hardship of their losses. White adds, moreover, a familiar political commentary in this work. By presenting the gas pump at the right and the rising symbol of Union 76 at the bottom left, and by appropriating the advertising slogan of that corporation for his artwork's title, he suggests that oil interests remain the dominant reason for American involvement in the Persian Gulf.

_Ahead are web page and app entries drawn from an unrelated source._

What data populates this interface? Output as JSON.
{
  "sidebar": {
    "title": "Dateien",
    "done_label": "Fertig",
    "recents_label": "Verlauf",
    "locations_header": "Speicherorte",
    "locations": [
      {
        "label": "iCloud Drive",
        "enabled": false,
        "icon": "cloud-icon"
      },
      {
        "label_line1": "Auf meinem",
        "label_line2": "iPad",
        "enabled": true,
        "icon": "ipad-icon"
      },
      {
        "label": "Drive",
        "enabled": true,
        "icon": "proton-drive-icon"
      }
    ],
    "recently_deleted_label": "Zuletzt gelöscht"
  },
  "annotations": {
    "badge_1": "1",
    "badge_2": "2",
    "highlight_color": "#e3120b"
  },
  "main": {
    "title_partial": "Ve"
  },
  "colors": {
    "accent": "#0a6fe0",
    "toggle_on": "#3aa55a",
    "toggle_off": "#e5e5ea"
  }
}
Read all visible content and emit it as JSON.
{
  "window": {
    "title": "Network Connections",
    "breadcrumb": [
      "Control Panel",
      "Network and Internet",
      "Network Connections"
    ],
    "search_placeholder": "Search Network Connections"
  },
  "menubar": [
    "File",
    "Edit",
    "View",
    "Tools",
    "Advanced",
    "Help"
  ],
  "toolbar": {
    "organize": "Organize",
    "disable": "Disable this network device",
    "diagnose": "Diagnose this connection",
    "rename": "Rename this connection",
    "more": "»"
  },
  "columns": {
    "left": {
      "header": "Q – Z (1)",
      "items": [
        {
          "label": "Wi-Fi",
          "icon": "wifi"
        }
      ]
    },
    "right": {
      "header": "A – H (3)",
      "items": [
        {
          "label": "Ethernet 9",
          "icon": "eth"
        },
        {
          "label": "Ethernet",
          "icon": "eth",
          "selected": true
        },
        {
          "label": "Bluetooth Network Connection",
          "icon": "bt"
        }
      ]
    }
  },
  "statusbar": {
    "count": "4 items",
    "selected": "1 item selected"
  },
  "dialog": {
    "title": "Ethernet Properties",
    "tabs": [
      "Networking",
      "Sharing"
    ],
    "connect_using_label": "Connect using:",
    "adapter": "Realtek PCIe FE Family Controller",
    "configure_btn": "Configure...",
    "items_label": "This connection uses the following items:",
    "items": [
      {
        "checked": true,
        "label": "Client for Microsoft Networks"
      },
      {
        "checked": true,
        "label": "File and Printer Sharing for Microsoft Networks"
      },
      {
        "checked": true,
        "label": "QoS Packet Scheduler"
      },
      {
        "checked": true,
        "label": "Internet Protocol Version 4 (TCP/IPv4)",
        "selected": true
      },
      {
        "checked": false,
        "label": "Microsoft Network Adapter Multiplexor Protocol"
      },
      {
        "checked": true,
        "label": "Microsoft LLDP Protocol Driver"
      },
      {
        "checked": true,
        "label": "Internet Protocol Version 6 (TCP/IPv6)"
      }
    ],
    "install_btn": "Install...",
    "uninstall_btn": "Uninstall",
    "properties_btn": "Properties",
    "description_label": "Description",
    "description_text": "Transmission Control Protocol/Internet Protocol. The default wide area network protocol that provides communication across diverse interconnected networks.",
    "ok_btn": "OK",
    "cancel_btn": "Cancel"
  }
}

In recent years, Ian White has embarked on a variety of more public art forms to express his ideas about the defects of modern society. One of his most imaginative efforts was a 1993 installation entitled "25 Will Get You 25: Read 'Em And Weep" (Figure 7). Repainting a standard vending machine for children found in most American supermarkets, he transformed the instrument from a mildly innocuous revenue producer to a forum for education and social criticism. Encouraging audience participation, White has inserted 8 different plastic guns in containers, each with a printed message providing statistics about violence, crime, and guns, especially in African American communities. Some of the plastic containers have miniature handcuffs, the 20th century symbol of slave era shackles. Together, these visual replicas inform young people of the deeper historical roots of the dangers they face daily. They suggest too that these same adolescents must take some personal responsibility in alleviating the present problems by refocusing their energies on more positive activities.
In 1994, the artist executed a "guerrilla" artwork that reinforced several of the artistic themes of his entire creative career. Under cover of darkness, he installed a site-specific mural (Figure 8) on a retaining wall on Forest Lawn Drive in North Hollywood. This road is located near the Gene Autry Western Heritage Museum, Travel Town, and Forest Lawn Memorial Park and Mortuary. The mural depicts three real estate signs with the names of these three attractions. The images below the text contain a combination of the Native American cosmos shield and the West African mandala.
As White explains in a news release accompanying this guerrilla effort, the work's content and context are closely linked. The Autry Museum romanticizes the Western frontier and trivializes Native Americans' contributions to frontier development. Travel Town honors American railroad history without revealing any of the detrimental human and environmental consequences of this history. Forest Lawn Cemetery, itself a well known tourist site in Los Angeles, is an example of a European burial ground that receives uncritical attention and unconditional protection. White's positioning of the work is intended to raise issues of the historical treatment of various indigenous peoples.
Only 30 years old, Ian White has already established a notable record of effective political art. His recent efforts suggest an increasing sense of scale and complexity, particularly his public projects that involve substantial audience participation. A fine representative of the growing community of Los Angeles-based African American artists, his unique vision continues the struggle against the various injustices of modern society.
I gratefully acknowledge the support of the UCLA Institute of American Cultures and the Center for African American Studies in providing support for this article.